### WHAT TO WORK ON
In the entries below, find each line with the word "iris" and return it.

(Records contained in a dataset)
===

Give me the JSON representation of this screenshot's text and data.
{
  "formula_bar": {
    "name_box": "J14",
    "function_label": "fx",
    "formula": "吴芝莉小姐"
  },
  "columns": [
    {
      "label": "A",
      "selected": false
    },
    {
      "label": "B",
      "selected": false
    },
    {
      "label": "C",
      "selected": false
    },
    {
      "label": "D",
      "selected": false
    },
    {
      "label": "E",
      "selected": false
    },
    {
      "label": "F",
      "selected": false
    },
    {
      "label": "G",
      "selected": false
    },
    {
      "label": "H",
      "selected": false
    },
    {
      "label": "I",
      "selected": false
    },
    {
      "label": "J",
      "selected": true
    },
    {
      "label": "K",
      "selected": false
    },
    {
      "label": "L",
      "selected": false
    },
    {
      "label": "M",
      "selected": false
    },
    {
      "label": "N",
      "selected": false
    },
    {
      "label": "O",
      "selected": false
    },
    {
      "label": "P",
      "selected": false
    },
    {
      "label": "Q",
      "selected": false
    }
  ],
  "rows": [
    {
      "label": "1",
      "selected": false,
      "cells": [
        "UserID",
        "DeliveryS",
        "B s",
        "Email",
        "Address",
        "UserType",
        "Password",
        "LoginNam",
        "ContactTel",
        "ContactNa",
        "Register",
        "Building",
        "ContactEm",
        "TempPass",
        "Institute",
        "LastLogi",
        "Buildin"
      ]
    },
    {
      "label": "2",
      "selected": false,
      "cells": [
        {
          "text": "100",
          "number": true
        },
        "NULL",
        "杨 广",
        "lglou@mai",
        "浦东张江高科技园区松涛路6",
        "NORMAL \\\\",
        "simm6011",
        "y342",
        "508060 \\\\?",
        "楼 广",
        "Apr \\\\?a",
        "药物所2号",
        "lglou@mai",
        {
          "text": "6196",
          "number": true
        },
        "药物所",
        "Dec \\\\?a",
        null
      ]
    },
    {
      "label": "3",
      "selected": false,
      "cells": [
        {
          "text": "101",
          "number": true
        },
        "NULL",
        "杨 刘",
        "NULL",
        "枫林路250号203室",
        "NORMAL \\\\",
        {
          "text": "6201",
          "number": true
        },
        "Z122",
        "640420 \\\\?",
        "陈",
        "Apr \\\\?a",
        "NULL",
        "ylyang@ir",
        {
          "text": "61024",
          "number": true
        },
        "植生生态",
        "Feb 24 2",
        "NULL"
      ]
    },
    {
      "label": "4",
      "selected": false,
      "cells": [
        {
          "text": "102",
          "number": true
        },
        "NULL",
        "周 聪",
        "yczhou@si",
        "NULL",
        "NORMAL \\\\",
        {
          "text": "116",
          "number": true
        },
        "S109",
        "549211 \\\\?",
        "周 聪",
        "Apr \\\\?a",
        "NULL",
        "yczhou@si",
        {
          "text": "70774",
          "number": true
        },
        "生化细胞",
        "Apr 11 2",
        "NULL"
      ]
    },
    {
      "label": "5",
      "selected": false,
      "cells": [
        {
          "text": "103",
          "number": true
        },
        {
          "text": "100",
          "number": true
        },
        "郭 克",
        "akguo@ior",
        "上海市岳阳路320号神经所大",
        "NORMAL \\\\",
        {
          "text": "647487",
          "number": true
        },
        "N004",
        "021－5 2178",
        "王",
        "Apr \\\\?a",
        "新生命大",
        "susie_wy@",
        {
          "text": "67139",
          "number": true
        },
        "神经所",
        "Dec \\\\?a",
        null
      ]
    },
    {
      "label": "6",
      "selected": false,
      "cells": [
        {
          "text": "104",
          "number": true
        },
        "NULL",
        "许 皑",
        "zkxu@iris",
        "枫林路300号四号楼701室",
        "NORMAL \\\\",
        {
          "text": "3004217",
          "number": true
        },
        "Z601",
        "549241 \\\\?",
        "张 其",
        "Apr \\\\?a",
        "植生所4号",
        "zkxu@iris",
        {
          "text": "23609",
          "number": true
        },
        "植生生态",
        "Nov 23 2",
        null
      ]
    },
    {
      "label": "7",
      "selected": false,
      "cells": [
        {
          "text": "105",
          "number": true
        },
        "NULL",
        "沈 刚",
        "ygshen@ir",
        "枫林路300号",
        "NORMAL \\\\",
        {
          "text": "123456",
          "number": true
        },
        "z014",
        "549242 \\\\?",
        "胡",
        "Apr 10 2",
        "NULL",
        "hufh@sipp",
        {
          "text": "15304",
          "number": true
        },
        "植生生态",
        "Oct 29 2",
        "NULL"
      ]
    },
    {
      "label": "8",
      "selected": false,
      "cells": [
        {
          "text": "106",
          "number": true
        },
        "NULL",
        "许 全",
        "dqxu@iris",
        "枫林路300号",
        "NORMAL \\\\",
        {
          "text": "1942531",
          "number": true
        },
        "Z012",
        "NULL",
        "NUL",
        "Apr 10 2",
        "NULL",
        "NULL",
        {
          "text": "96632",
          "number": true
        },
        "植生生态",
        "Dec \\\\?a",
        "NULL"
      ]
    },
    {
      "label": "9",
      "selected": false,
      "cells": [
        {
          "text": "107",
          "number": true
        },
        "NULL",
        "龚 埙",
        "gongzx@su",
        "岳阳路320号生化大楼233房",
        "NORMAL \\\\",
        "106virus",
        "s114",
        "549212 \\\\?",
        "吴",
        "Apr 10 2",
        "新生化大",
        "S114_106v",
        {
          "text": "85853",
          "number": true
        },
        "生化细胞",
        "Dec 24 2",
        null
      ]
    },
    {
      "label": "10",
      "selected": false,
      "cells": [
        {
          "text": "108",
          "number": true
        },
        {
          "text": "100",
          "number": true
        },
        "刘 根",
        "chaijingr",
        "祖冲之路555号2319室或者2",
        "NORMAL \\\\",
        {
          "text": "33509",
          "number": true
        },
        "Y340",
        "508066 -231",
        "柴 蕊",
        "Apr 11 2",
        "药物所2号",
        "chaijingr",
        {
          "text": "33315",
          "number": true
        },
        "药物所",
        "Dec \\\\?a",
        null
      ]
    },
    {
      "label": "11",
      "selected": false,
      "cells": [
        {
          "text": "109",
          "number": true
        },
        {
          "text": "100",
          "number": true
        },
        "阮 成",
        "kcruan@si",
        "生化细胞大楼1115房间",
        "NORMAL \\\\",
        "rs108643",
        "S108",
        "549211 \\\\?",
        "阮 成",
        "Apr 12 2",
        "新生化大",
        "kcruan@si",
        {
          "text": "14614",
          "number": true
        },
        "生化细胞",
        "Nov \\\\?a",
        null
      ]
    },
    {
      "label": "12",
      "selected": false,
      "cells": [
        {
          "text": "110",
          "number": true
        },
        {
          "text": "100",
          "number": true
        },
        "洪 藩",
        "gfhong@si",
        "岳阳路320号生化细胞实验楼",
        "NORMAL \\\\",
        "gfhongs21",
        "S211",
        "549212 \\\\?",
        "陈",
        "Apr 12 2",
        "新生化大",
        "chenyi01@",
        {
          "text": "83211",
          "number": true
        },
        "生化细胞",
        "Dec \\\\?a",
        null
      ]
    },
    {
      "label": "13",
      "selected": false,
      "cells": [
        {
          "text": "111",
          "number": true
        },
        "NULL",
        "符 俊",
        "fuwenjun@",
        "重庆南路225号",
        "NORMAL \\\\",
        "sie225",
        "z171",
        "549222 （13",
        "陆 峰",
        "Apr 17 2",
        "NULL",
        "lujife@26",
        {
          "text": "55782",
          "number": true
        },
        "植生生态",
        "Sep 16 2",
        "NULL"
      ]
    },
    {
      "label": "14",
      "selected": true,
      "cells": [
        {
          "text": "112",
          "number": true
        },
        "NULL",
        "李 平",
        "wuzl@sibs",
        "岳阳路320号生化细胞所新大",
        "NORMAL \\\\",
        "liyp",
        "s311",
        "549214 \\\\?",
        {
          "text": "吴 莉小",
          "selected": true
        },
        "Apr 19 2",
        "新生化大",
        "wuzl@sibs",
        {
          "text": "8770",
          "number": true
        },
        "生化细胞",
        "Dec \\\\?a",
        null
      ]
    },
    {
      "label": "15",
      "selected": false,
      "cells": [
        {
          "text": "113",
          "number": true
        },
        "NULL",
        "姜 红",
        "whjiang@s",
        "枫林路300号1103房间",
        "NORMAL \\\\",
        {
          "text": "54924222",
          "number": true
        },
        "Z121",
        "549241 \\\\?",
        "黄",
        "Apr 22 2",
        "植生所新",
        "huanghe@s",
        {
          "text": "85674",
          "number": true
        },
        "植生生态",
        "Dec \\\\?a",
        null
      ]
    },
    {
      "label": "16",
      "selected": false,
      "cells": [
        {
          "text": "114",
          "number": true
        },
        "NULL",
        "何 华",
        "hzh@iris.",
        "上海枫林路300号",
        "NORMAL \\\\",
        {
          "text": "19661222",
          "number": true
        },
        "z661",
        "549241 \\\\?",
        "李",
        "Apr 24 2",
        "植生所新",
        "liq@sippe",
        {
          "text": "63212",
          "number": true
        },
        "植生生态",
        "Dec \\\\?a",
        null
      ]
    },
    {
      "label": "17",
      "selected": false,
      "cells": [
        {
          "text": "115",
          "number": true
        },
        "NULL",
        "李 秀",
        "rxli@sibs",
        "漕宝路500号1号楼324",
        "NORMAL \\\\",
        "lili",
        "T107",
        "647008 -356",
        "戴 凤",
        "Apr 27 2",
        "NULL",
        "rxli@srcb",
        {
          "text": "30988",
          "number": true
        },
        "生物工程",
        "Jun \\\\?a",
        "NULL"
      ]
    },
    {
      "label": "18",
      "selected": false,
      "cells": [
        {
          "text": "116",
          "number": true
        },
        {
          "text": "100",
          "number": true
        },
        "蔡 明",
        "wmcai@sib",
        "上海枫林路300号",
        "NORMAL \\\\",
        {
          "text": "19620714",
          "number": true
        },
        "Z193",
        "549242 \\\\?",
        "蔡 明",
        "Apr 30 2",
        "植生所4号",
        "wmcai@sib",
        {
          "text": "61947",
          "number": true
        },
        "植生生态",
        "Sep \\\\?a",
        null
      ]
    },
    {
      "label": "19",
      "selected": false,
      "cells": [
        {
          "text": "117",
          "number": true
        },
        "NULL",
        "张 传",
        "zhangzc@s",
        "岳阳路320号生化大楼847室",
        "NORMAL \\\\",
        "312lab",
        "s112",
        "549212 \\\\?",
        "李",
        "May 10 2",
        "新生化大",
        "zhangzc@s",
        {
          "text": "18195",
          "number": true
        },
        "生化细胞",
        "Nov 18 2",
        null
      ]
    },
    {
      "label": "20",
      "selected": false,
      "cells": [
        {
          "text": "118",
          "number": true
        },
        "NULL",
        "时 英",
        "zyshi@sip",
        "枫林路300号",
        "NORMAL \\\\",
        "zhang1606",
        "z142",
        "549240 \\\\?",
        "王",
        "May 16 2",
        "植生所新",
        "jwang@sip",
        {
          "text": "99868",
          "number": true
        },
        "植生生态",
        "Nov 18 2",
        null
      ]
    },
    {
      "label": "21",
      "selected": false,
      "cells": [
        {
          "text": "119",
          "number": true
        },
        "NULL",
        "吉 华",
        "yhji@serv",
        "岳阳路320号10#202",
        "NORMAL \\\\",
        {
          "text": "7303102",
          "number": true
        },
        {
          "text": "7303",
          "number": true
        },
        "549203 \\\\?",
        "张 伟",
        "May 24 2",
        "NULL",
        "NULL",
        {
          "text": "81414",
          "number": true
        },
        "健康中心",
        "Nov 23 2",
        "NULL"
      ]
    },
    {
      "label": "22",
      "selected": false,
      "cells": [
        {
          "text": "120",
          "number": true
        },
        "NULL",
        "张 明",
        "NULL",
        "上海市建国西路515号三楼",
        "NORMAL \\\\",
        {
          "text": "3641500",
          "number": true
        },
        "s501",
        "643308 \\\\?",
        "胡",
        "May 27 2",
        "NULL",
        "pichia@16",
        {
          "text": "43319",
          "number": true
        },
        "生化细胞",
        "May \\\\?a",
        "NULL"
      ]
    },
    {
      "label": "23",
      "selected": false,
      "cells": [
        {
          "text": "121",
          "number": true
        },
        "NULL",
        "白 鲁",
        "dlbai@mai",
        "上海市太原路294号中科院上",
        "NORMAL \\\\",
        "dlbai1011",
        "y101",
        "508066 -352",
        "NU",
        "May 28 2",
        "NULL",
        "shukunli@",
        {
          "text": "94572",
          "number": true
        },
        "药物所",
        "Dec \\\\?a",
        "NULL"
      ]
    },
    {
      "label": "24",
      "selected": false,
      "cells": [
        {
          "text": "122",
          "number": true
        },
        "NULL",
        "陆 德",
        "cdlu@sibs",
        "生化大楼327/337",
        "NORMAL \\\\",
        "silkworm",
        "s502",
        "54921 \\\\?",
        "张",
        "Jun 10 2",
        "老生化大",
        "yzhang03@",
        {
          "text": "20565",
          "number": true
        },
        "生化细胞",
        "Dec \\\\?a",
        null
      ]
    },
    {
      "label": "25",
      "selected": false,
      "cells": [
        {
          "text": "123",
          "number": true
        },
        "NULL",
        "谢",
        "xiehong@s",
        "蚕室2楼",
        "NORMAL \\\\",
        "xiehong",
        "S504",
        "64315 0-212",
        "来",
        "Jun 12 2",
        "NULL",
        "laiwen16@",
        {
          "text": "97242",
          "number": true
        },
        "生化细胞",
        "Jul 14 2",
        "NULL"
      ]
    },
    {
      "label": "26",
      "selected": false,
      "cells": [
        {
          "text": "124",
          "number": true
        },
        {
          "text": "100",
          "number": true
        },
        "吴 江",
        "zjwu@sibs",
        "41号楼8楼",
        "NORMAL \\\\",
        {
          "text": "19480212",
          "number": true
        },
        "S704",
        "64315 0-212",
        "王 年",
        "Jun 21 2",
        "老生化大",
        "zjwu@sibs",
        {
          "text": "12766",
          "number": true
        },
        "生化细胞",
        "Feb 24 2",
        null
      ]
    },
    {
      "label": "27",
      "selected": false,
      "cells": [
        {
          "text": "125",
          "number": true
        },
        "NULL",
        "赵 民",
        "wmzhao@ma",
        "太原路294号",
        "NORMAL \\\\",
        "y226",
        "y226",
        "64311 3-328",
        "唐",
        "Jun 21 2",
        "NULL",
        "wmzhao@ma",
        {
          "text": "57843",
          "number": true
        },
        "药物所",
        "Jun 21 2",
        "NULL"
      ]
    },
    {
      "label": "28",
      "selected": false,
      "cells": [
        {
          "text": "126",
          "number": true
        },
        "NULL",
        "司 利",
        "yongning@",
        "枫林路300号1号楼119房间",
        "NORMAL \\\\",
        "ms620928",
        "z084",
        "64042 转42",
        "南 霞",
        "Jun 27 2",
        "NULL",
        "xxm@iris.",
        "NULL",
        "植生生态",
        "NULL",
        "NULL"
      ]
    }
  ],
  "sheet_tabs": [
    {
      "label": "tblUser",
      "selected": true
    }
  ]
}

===

### EXERCISE SOLUTION
        "zkxu@iris",
        "zkxu@iris",
        "dqxu@iris",
        "hzh@iris.",
        "xxm@iris.",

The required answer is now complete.